Restate the records underneath, keeping each one exactly the same.

Entries from a dataset of interfaces
########
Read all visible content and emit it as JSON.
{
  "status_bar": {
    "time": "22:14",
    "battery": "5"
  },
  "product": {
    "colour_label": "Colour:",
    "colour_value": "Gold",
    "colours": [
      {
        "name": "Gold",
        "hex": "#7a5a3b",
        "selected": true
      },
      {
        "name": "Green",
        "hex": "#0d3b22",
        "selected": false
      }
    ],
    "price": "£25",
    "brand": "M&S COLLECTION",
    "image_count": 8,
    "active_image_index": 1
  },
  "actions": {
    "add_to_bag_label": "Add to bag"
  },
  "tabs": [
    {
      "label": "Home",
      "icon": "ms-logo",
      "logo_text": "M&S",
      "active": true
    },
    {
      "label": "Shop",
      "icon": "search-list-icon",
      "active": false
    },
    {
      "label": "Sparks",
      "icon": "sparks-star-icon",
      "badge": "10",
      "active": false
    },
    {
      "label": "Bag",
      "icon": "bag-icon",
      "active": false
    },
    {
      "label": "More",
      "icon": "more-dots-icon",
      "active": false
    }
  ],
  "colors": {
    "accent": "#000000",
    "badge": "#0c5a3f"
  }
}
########
## [Exercise output]
Read all visible content and emit it as JSON.
{
  "status_bar": {
    "time": "22:14",
    "battery": "5"
  },
  "product": {
    "colour_label": "Colour:",
    "colour_value": "Gold",
    "colours": [
      {
        "name": "Gold",
        "hex": "#7a5a3b",
        "selected": true
      },
      {
        "name": "Green",
        "hex": "#0d3b22",
        "selected": false
      }
    ],
    "price": "£25",
    "brand": "M&S COLLECTION",
    "image_count": 8,
    "active_image_index": 1
  },
  "actions": {
    "add_to_bag_label": "Add to bag"
  },
  "tabs": [
    {
      "label": "Home",
      "icon": "ms-logo",
      "logo_text": "M&S",
      "active": true
    },
    {
      "label": "Shop",
      "icon": "search-list-icon",
      "active": false
    },
    {
      "label": "Sparks",
      "icon": "sparks-star-icon",
      "badge": "10",
      "active": false
    },
    {
      "label": "Bag",
      "icon": "bag-icon",
      "active": false
    },
    {
      "label": "More",
      "icon": "more-dots-icon",
      "active": false
    }
  ],
  "colors": {
    "accent": "#000000",
    "badge": "#0c5a3f"
  }
}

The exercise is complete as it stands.